J. Michael Chavarria, Governor of Santo Domingo Pueblo spoke of his concerns that ongoing prohibitive Federal budget cuts have direct effect on his community. He proudly mentioned that some of his Elders are living well into their 100s. He supports the reauthorization of the Older Americans Act.
Johnathan Nez, Vice President of the Navajo Nation emphasized the need to think about aging services that support intergenerational centers where the Elders and the youth come together to learn from each other.
Both tribal leaders discussed several aging related matters that Administrator Greenlee responded to with deep thought and expressed her desire to do what she can to support aging needs across the country. She stated that funding issues are critical and will continue to be, especially as the need for more services within the aging population continues to grow.
State administrators were in the room, including Myles Copeland, Cabinet Secretary, New Mexico Department of Long-Term Services; Sondra Everhart, State Ombudsman; along with Lora Church, Director of the New Mexico Indian Area Agency on Aging. Ms. Church presented testimony about the State Plan on Aging and highlighted the achievements in working with Pueblos and Tribes statewide.
Tribal representatives presented common themes that funding for aging services is deficient in providing substantive services to Elders.
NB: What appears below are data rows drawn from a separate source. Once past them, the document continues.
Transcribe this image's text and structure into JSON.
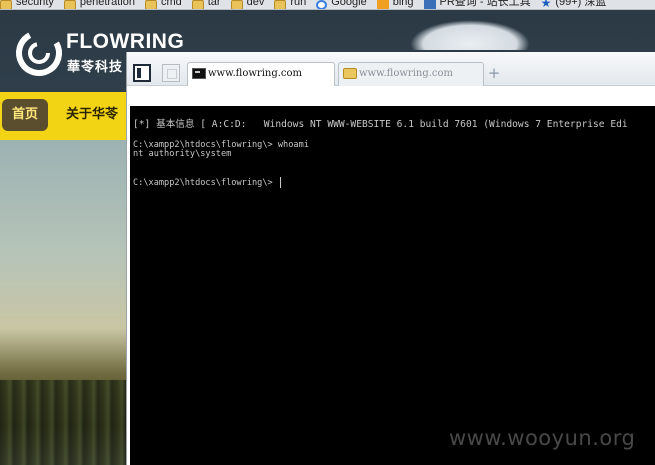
{
  "bookmarks": [
    {
      "label": "security",
      "icon": "folder-icon"
    },
    {
      "label": "penetration",
      "icon": "folder-icon"
    },
    {
      "label": "cmd",
      "icon": "folder-icon"
    },
    {
      "label": "tar",
      "icon": "folder-icon"
    },
    {
      "label": "dev",
      "icon": "folder-icon"
    },
    {
      "label": "run",
      "icon": "folder-icon"
    },
    {
      "label": "Google",
      "icon": "google-icon"
    },
    {
      "label": "bing",
      "icon": "bing-icon"
    },
    {
      "label": "PR查询 - 站长工具",
      "icon": "pr-icon"
    },
    {
      "label": "(99+) 深蓝",
      "icon": "star-icon"
    }
  ],
  "site": {
    "logo_text": "FLOWRING",
    "logo_sub": "華苓科技",
    "nav": {
      "home": "首页",
      "about": "关于华苓"
    }
  },
  "browser": {
    "tabs": [
      {
        "label": "www.flowring.com",
        "icon": "cmd-icon",
        "active": true
      },
      {
        "label": "www.flowring.com",
        "icon": "folder-icon",
        "active": false
      }
    ],
    "new_tab": "+"
  },
  "terminal": {
    "info_line": "[*] 基本信息 [ A:C:D:   Windows NT WWW-WEBSITE 6.1 build 7601 (Windows 7 Enterprise Edi",
    "lines": [
      "C:\\xampp2\\htdocs\\flowring\\> whoami",
      "nt authority\\system",
      "",
      "",
      "C:\\xampp2\\htdocs\\flowring\\> "
    ]
  },
  "watermark": "www.wooyun.org",
  "colors": {
    "nav_yellow": "#f3d414",
    "terminal_bg": "#000000",
    "terminal_fg": "#c8c8c8"
  }
}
The aging population is growing and the nation as a whole is ill prepared. The speakers eloquently advocated for the most underserved Elders in their communities. The sentiment from many is that Tribal communities do without many necessary resources but continue to provide care to Elders, regardless. Funding and services are most critical for those most in need.
Powerful testimonials were offered by Sara Candelaria, Director of the Pueblo of San Felipe Senior Center; Monica Toya, Jemez Pueblo; Harley Coriz, Director Santo Domingo Elder Center; Lillian Romero, Program Manager of Taos Pueblo Senior Center; Alta Bluehouse, Administrator of Annie Wauneka Life Care, Inc.; Daniel Sanchez, Director of Pueblo of Acoma Senior Center; Ramona Nez, Acting Executive Director, Navajo Department of Health.
Randella Bluehouse, NICOA Executive Director remarked, “I was especially delighted when Administrator Greenlee recommended that NICOA work with congressional leadership like New Mexico Representative, Michelle Lujan Grisham to formulate a National Summit on Aging before congress. A meeting with Congressional leaders would help to call attention to outdated funding formulas in the Older Americans Act, Title VI and other aging services to tribes that need to be reviewed and changed to meet the population growth and aging concerns of our Elders across Indian Country.”
NICOA is a national nonprofit with the mission to advocate for improved comprehensive health, social services and economic wellbeing for American Indian and Alaska Native Elders. For more information contact: Randella Bluehouse, Executive Director. 505-292-2001, www.nicoa.org.
The opinions expressed in this article are those of the author and do not necessarily reflect those of the Diverse Elders Coalition.